TRUTH OR CONSEQUENCES, N.M., July 11 (Reuters) - British billionaire Richard Branson on Sunday soared more than 50 miles above the New Mexico desert aboard his Virgin Galactic rocket plane and safely returned in the vehicle's first fully crewed test flight to space, a symbolic milestone for a venture he started 17 years ago.
Branson, one of six Virgin Galactic Holding Inc (SPCE.N) employees strapped in for the ride, touted the mission as a precursor to a new era of space tourism, with the company he founded in 2004 poised to begin commercial operations next year.
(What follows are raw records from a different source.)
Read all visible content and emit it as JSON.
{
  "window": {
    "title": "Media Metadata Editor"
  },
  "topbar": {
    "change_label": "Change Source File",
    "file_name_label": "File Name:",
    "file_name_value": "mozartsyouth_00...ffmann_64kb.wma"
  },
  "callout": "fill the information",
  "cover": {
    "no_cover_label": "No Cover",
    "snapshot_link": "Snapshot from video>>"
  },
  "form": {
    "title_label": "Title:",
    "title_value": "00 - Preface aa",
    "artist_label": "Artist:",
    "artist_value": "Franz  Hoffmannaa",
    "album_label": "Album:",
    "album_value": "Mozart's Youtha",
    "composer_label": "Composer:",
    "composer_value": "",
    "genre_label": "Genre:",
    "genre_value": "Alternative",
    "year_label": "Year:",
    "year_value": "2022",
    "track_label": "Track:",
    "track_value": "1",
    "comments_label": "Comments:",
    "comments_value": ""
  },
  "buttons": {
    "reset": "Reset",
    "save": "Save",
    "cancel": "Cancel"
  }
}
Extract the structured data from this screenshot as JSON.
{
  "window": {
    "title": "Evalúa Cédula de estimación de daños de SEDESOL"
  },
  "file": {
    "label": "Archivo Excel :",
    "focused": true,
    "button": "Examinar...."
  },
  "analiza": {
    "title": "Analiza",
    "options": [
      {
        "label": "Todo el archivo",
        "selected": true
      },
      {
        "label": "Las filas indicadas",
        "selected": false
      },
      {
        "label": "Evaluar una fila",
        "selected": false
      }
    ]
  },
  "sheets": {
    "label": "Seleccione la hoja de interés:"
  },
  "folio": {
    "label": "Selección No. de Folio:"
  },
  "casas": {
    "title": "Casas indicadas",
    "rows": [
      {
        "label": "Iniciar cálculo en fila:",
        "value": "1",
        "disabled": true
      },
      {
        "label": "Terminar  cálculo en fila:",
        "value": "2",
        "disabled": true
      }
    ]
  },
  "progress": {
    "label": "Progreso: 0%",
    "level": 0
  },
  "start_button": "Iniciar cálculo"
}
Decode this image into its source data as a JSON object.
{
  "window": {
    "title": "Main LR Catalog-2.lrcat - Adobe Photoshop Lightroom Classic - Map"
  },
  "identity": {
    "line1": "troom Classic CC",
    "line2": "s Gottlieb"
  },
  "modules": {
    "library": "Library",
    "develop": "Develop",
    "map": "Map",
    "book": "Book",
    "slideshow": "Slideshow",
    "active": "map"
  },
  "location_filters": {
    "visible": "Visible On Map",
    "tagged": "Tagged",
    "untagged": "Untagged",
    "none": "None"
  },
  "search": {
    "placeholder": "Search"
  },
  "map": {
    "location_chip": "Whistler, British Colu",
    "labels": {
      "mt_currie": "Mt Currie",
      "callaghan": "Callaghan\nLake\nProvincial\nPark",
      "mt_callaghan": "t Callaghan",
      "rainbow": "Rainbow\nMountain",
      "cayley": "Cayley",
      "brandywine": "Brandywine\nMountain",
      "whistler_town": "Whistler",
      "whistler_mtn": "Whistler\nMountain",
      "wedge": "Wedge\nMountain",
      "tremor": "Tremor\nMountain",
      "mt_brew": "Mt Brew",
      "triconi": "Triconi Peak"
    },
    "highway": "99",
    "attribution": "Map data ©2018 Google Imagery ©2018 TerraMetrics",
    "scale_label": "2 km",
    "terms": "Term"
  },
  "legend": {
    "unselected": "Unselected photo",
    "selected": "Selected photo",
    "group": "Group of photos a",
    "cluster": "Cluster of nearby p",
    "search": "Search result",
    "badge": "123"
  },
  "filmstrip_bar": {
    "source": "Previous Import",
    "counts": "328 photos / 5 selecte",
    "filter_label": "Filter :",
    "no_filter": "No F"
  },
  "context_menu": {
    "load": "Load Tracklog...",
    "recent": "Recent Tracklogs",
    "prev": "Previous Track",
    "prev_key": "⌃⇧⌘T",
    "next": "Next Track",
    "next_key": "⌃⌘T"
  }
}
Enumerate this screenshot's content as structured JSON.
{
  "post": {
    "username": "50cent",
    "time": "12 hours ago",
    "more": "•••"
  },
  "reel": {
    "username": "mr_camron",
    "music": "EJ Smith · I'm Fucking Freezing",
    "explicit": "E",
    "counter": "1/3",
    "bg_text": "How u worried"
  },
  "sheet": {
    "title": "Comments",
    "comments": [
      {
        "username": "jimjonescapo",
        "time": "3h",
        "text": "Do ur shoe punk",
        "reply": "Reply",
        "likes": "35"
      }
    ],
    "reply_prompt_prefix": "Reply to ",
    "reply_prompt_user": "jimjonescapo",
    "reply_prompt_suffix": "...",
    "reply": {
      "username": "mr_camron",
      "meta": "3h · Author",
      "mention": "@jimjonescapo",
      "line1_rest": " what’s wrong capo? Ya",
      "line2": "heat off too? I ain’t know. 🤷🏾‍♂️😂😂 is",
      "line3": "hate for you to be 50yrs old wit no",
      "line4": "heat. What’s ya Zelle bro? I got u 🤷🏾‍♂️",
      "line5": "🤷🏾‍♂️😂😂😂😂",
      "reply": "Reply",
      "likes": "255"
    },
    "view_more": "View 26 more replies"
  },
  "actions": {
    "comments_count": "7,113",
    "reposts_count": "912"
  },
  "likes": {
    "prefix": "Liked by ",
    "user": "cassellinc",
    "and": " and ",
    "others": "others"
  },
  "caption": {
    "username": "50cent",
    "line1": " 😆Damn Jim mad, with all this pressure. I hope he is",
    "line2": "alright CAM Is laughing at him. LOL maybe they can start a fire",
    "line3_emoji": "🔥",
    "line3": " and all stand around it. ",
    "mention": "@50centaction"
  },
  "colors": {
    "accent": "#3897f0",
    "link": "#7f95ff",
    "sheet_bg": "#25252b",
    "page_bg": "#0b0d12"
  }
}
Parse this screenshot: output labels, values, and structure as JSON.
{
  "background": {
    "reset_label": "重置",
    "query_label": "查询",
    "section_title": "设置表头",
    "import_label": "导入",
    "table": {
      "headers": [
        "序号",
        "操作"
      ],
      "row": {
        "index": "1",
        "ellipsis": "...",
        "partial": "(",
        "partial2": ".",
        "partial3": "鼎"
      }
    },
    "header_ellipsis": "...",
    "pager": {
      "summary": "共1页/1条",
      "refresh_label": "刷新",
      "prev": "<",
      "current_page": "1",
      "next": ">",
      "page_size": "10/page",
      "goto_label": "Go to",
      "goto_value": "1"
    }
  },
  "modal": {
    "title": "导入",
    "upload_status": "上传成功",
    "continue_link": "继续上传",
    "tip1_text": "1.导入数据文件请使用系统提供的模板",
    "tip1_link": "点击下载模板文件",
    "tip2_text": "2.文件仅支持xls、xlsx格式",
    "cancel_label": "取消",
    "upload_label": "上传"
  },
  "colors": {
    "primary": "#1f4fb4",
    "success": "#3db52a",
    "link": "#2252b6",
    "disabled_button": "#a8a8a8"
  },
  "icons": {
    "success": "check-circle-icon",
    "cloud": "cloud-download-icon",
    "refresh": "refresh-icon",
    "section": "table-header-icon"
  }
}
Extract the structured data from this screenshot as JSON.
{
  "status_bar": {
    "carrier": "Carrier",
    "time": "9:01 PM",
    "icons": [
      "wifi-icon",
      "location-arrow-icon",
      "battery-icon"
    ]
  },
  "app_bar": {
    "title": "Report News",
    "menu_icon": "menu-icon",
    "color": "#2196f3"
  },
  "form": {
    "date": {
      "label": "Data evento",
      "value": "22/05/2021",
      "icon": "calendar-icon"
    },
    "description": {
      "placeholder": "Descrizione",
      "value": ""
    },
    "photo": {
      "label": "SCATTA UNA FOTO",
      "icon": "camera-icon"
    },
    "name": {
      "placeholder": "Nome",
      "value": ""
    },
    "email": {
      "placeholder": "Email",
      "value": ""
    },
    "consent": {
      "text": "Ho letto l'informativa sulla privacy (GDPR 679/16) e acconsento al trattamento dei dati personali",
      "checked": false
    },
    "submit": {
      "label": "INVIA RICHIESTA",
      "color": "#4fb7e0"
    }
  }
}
"We’re here to make space more accessible to all," an exuberant Branson, 70, said shortly after embracing his grandchildren following the flight. "Welcome to the dawn of a new space age."
The success of the flight also gave the flamboyant entrepreneur bragging rights in a highly publicized rivalry with fellow billionaire Jeff Bezos, the Amazon (AMZN.O) online retail mogul who had hoped to fly into space first aboard his own space company's rocket.